**Exercise material:**
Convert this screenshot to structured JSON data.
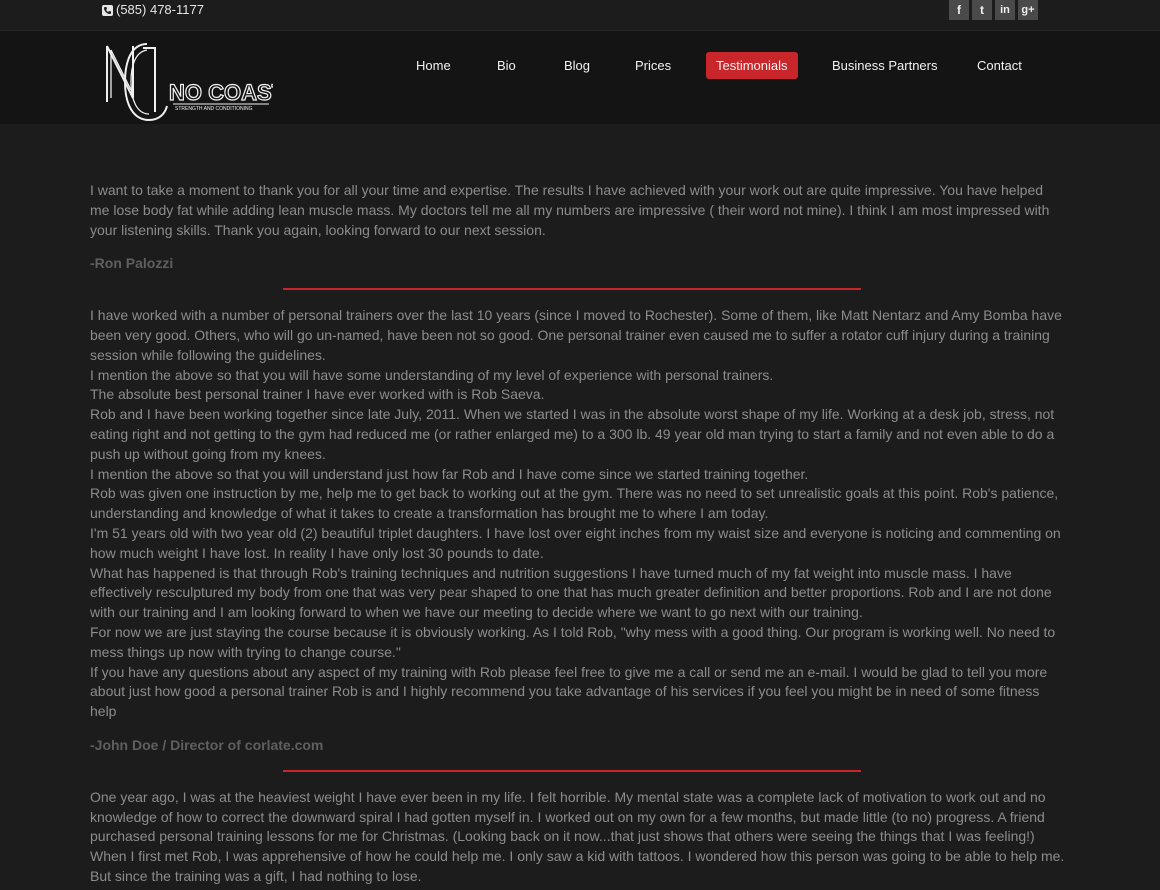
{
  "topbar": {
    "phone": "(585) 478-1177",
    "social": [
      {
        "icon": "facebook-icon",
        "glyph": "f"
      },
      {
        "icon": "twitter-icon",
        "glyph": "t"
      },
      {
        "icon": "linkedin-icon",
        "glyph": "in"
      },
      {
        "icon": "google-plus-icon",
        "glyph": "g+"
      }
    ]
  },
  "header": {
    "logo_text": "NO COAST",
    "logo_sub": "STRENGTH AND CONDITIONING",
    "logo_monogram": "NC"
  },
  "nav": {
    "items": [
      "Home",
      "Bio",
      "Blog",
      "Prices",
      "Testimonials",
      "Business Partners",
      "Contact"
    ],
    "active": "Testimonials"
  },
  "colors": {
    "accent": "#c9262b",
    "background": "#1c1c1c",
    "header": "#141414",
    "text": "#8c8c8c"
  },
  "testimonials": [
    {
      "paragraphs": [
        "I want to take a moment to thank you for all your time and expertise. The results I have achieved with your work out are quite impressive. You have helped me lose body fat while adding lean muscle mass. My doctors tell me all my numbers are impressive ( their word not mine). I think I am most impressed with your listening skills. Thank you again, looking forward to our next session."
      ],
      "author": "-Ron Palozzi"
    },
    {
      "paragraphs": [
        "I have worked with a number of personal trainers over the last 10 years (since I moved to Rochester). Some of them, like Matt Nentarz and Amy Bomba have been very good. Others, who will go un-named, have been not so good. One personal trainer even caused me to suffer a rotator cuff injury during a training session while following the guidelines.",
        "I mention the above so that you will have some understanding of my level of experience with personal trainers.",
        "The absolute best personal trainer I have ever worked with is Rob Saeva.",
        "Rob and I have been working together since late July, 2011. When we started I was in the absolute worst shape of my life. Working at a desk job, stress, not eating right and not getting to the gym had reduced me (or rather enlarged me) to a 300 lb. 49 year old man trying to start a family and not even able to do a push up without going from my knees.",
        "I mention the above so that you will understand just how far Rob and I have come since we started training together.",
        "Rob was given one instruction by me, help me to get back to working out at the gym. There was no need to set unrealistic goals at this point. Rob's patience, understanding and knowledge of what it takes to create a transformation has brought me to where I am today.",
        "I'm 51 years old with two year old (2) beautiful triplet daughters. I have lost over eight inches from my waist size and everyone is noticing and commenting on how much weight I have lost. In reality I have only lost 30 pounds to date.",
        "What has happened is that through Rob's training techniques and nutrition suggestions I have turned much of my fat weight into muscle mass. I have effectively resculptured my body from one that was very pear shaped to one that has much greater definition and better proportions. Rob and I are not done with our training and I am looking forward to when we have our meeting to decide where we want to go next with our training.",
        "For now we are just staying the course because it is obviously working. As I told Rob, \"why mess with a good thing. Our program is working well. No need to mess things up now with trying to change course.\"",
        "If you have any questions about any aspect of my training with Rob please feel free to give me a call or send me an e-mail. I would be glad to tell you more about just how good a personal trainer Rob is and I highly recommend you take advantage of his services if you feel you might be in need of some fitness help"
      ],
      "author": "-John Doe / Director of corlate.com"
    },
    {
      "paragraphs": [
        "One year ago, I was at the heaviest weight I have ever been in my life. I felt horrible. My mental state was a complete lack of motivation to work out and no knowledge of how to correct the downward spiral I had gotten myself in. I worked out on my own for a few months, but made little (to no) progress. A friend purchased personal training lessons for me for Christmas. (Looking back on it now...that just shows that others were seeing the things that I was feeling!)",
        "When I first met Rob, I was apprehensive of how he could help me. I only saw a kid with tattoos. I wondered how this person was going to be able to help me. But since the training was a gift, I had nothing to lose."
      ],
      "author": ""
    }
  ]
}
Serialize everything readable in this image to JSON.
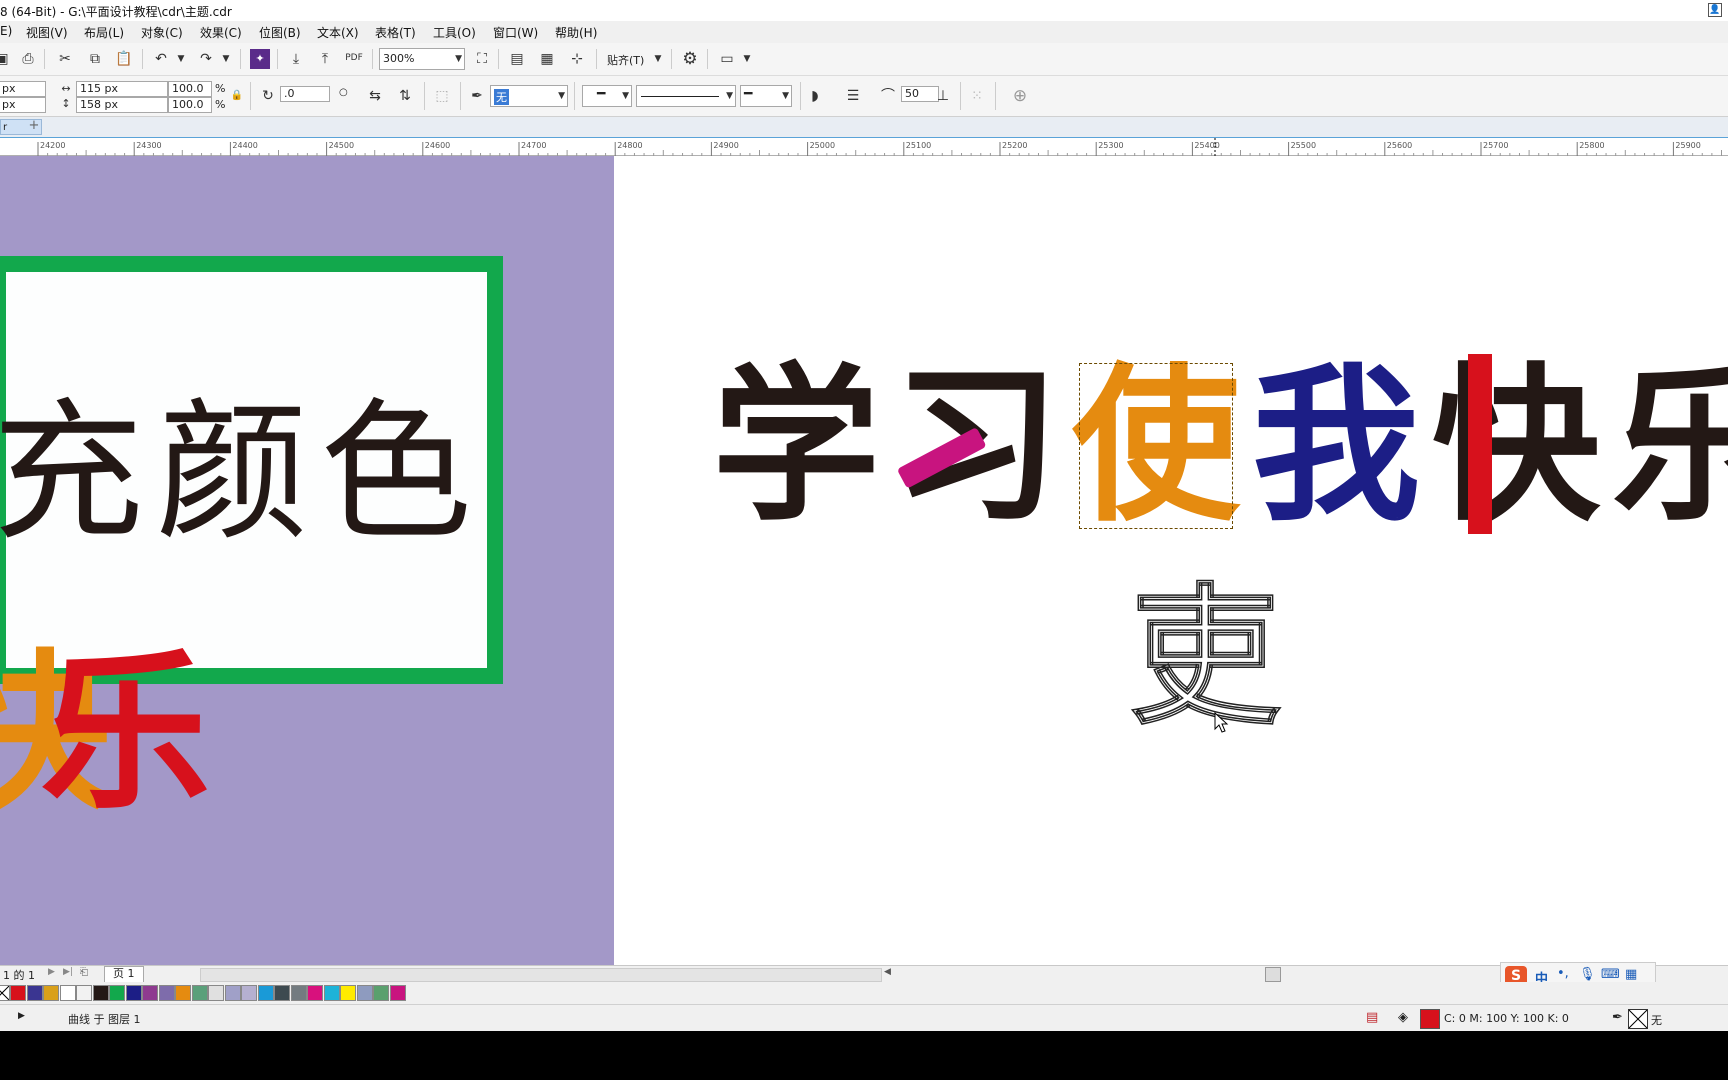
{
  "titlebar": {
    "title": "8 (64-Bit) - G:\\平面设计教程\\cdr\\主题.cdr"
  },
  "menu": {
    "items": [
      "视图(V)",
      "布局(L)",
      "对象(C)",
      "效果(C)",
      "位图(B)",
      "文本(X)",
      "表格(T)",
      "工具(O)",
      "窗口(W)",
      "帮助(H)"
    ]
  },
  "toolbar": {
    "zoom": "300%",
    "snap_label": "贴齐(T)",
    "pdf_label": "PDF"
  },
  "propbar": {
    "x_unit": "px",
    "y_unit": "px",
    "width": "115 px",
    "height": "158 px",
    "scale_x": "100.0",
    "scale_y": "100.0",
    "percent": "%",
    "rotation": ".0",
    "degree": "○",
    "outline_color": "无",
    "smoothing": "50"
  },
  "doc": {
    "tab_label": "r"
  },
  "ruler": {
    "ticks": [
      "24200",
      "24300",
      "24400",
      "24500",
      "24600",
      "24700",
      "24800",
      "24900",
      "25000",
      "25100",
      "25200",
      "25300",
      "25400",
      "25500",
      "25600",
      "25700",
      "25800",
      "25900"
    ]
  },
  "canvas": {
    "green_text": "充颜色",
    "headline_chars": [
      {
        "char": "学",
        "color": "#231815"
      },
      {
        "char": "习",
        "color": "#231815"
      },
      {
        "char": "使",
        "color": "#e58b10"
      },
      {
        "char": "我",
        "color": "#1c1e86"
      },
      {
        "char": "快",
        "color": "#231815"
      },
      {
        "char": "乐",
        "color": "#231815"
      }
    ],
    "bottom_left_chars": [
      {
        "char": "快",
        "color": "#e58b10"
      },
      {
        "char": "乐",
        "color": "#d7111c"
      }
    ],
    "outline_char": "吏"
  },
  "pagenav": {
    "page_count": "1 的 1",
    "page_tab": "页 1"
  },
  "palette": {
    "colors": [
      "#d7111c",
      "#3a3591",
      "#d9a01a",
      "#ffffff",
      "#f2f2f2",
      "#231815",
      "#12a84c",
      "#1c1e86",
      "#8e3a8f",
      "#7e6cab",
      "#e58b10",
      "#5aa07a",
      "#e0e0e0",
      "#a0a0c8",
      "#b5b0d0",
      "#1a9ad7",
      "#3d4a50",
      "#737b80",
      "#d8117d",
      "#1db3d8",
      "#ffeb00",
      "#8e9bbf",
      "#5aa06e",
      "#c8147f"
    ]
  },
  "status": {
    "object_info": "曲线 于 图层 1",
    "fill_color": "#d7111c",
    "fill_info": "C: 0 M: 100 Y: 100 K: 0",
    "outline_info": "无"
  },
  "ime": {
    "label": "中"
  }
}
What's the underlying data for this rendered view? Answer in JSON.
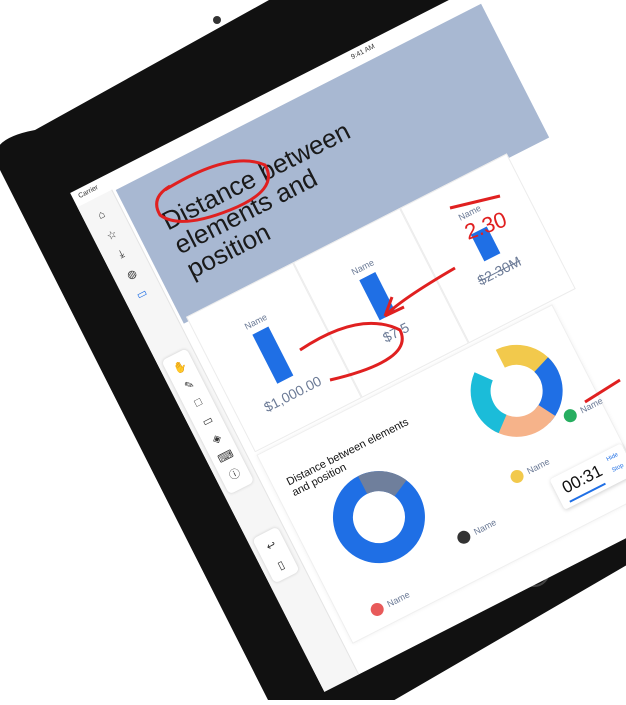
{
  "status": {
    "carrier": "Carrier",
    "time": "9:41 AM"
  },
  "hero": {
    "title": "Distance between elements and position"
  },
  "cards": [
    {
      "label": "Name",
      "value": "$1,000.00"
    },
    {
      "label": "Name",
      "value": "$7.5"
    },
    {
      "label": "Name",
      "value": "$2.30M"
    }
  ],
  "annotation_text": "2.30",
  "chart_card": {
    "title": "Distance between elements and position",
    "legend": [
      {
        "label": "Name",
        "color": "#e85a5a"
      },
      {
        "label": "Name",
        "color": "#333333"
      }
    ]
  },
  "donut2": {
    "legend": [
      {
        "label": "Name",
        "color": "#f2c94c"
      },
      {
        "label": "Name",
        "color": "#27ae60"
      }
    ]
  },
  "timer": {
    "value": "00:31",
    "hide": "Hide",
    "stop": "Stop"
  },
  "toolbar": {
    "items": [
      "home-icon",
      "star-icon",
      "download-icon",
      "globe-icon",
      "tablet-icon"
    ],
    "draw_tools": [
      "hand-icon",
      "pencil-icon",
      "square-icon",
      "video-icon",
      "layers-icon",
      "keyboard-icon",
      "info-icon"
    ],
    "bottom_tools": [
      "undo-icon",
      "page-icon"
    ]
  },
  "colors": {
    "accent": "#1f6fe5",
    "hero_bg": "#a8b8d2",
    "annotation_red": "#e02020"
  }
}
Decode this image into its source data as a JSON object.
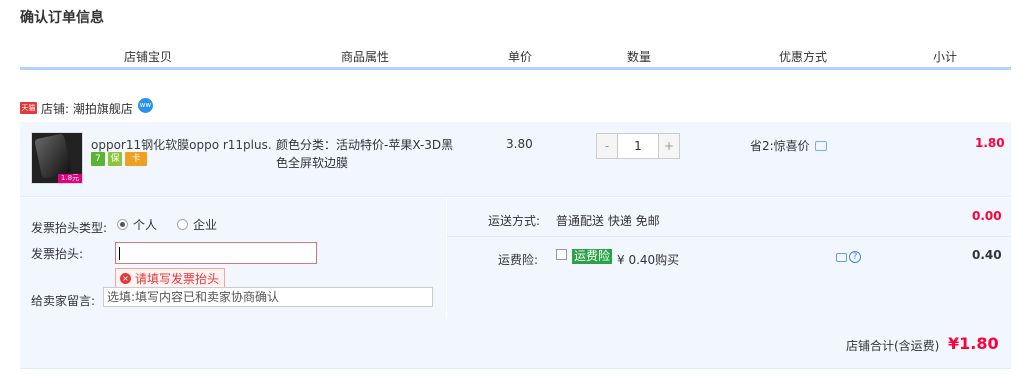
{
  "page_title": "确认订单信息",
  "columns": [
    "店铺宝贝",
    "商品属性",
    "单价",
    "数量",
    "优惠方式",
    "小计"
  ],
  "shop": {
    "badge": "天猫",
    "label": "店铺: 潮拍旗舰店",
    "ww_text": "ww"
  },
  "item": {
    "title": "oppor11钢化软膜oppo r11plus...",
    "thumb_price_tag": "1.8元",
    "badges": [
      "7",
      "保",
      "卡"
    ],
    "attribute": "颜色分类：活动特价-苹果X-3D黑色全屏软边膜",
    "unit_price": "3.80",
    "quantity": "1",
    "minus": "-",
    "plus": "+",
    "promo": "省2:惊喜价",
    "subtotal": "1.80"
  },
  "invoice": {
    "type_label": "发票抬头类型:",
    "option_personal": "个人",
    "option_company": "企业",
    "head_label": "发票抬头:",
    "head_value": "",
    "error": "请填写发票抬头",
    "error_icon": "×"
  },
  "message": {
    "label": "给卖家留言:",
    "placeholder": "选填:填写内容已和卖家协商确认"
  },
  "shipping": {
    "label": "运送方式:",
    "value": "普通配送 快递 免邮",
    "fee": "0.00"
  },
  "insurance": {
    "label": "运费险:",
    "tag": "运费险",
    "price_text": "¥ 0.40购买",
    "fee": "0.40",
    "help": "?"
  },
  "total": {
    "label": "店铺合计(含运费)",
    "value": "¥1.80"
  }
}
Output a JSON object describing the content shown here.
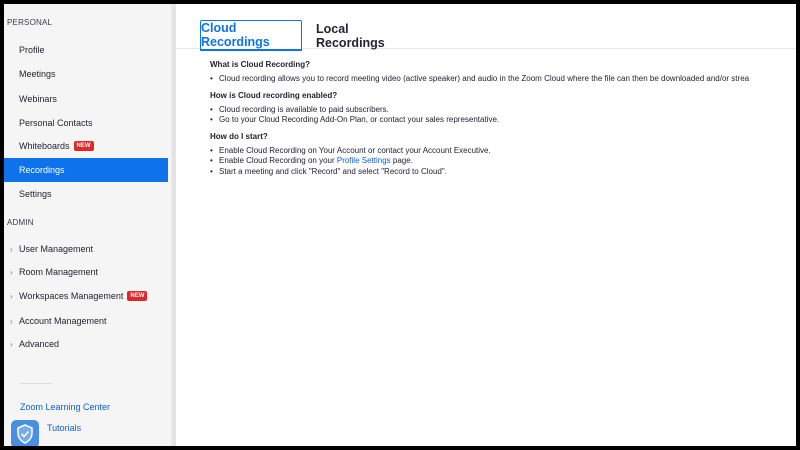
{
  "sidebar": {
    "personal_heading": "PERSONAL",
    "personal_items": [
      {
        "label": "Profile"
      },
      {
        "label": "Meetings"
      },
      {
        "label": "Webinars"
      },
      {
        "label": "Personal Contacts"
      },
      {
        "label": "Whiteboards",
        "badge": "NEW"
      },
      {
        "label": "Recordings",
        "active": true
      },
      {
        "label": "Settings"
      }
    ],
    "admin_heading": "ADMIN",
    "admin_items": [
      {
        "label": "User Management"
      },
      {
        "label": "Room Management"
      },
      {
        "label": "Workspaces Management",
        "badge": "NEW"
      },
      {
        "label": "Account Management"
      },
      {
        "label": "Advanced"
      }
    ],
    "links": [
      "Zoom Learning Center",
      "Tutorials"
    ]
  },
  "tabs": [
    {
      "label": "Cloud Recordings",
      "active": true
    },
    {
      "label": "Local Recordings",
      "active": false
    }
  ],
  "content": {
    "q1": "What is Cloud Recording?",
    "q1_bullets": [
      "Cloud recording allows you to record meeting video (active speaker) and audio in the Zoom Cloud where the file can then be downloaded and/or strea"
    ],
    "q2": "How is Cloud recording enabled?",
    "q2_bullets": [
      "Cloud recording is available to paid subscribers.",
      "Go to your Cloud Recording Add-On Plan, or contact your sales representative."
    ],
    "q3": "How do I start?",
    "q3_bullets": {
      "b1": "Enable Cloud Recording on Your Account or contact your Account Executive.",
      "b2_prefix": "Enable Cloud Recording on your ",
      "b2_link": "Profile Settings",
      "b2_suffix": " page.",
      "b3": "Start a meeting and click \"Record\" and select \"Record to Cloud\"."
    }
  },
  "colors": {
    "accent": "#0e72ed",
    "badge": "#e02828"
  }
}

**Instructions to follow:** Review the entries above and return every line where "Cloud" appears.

**Written answer:**
      "label": "Cloud Recordings",
    "q1": "What is Cloud Recording?",
      "Cloud recording allows you to record meeting video (active speaker) and audio in the Zoom Cloud where the file can then be downloaded and/or strea"
    "q2": "How is Cloud recording enabled?",
      "Cloud recording is available to paid subscribers.",
      "Go to your Cloud Recording Add-On Plan, or contact your sales representative."
      "b1": "Enable Cloud Recording on Your Account or contact your Account Executive.",
      "b2_prefix": "Enable Cloud Recording on your ",
      "b3": "Start a meeting and click \"Record\" and select \"Record to Cloud\"."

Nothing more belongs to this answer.